*WHAT TO PRODUCE:* Would you find each line in the entries below with the string "this" and copy it?

---+---

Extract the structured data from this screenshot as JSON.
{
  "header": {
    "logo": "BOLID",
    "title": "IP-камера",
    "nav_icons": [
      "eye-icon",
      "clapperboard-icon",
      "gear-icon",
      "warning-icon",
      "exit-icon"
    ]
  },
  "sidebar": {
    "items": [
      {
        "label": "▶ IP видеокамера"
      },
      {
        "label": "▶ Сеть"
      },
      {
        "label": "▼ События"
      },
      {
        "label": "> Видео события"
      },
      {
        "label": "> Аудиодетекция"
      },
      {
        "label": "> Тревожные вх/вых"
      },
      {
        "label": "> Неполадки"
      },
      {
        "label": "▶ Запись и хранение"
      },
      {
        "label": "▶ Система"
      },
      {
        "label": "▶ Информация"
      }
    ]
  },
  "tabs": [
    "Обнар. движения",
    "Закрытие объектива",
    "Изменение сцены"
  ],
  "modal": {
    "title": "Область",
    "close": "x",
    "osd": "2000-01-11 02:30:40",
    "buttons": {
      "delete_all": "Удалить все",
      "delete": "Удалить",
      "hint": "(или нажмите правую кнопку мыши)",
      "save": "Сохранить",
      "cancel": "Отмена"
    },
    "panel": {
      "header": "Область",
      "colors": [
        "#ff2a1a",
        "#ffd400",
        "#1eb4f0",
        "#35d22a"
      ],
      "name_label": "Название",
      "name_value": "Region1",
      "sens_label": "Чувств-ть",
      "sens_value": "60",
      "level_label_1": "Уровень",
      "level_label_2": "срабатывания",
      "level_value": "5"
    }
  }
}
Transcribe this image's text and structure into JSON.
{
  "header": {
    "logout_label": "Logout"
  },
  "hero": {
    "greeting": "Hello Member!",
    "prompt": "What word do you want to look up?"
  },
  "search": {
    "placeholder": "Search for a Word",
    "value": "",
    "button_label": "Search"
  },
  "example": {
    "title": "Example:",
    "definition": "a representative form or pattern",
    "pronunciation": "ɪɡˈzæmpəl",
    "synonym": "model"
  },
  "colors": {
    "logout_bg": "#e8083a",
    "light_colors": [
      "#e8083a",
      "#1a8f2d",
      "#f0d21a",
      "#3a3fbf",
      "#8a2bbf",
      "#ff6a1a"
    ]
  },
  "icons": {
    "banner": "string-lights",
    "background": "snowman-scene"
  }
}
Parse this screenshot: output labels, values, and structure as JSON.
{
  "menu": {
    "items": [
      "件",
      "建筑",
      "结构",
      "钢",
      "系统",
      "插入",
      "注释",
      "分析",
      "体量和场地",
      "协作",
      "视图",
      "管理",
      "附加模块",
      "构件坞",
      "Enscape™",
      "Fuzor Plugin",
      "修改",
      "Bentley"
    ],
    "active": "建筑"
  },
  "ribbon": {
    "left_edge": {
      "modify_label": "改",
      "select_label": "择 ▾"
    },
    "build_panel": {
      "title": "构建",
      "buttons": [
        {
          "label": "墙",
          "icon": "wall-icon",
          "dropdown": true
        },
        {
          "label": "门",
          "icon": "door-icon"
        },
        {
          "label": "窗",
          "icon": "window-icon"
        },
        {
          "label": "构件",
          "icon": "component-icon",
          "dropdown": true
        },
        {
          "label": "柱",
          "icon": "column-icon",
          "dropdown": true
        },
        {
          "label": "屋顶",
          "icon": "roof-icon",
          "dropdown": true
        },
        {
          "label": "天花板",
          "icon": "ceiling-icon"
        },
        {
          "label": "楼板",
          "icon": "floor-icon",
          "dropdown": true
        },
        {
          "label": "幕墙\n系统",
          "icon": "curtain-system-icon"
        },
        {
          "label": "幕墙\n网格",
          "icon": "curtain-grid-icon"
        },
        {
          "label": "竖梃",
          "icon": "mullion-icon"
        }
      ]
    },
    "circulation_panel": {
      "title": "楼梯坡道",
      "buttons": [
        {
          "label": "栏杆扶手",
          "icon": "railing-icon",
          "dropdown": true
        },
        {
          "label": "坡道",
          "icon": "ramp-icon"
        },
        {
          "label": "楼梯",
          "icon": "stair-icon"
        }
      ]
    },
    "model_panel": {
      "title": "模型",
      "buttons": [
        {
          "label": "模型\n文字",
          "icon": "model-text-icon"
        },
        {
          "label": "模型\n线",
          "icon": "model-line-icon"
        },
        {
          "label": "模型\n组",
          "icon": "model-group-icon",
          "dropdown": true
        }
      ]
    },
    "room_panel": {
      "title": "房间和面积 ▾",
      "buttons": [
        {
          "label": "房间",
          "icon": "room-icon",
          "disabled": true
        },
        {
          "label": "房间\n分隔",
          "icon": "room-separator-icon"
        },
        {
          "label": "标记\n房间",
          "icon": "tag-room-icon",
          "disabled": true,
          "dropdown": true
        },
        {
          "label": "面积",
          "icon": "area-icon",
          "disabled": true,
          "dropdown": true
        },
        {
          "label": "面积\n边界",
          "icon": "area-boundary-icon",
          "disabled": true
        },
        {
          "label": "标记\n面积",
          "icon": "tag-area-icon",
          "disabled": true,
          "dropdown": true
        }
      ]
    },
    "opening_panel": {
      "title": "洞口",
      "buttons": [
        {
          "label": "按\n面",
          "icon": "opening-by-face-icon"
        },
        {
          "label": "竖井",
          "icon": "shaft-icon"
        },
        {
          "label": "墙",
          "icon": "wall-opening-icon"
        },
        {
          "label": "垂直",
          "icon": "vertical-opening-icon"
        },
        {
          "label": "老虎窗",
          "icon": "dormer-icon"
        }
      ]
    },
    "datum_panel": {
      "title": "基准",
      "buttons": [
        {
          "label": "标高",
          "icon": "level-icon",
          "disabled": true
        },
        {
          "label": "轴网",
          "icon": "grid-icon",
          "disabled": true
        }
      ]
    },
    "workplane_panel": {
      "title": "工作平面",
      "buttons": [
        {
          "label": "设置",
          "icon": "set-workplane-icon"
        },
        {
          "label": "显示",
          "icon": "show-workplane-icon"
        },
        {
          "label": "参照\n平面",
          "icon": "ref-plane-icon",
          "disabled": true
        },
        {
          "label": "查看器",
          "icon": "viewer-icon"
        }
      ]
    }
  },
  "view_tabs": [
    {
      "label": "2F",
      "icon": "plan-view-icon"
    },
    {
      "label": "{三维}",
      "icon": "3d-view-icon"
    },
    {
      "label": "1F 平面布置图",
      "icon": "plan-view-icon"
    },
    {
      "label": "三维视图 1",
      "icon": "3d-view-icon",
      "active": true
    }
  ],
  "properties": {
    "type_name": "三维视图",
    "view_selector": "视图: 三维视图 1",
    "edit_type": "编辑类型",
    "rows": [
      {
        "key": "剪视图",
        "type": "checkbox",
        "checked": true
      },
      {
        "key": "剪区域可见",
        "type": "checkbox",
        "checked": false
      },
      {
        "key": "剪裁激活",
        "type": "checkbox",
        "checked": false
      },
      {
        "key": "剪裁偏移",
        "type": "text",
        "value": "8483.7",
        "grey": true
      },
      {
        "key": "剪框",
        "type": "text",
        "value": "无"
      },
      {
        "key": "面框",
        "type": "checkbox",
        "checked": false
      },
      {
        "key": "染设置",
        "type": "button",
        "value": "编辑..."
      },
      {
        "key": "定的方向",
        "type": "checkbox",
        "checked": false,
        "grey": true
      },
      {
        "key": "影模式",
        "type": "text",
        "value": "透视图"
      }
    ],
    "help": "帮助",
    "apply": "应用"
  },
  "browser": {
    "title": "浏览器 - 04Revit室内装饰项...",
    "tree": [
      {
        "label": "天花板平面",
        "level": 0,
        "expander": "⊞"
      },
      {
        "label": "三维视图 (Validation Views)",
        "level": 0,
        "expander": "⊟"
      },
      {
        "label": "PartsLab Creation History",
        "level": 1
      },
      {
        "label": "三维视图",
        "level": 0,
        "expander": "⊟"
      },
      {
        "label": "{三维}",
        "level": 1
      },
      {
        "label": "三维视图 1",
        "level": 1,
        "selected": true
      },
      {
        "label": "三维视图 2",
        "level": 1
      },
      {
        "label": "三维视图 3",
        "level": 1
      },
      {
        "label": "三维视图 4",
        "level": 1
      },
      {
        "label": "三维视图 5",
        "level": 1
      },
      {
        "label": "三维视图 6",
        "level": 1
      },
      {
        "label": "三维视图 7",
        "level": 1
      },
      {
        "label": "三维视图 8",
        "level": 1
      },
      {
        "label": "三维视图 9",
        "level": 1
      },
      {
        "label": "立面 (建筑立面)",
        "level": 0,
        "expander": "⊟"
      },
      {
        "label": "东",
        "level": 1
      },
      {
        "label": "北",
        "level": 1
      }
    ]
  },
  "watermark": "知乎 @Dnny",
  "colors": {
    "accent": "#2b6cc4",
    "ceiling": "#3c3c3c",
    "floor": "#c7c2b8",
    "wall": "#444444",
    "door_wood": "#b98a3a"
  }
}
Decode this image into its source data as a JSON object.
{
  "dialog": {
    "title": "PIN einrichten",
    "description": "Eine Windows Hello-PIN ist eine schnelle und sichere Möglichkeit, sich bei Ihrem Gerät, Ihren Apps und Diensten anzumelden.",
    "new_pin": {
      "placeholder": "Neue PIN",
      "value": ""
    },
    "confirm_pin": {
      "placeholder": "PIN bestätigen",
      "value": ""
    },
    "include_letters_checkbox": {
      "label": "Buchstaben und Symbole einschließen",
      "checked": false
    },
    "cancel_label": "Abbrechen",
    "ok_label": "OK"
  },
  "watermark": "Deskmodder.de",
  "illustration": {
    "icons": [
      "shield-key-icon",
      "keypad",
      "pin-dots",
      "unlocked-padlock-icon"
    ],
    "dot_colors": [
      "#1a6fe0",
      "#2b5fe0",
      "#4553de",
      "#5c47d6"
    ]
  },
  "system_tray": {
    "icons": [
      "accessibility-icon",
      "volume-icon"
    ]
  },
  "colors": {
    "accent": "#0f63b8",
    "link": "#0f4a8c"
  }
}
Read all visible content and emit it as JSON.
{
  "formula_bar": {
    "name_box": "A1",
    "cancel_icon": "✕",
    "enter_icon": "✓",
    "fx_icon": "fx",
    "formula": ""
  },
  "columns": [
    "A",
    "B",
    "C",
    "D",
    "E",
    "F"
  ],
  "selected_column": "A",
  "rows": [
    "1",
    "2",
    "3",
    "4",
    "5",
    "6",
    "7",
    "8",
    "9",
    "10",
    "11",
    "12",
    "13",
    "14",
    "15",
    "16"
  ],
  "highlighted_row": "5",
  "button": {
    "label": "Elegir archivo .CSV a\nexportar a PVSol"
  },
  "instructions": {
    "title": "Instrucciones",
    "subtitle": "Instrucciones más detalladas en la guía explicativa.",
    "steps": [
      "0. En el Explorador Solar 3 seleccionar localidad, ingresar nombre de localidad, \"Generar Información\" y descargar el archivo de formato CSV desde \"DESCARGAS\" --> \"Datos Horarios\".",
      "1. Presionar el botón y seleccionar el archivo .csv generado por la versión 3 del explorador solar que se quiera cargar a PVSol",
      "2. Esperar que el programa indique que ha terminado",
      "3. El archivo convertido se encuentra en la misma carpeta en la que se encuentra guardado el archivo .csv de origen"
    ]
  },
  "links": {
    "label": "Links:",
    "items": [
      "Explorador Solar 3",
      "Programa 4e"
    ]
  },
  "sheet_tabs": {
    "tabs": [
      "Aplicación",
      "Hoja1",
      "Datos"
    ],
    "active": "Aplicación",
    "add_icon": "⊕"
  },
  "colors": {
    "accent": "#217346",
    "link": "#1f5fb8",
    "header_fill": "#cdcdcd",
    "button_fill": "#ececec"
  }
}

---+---

*SOLUTION TO THE EXERCISE:*
Extract the structured data from this screenshot as JSON.
Transcribe this image's text and structure into JSON.
Parse this screenshot: output labels, values, and structure as JSON.
Decode this image into its source data as a JSON object.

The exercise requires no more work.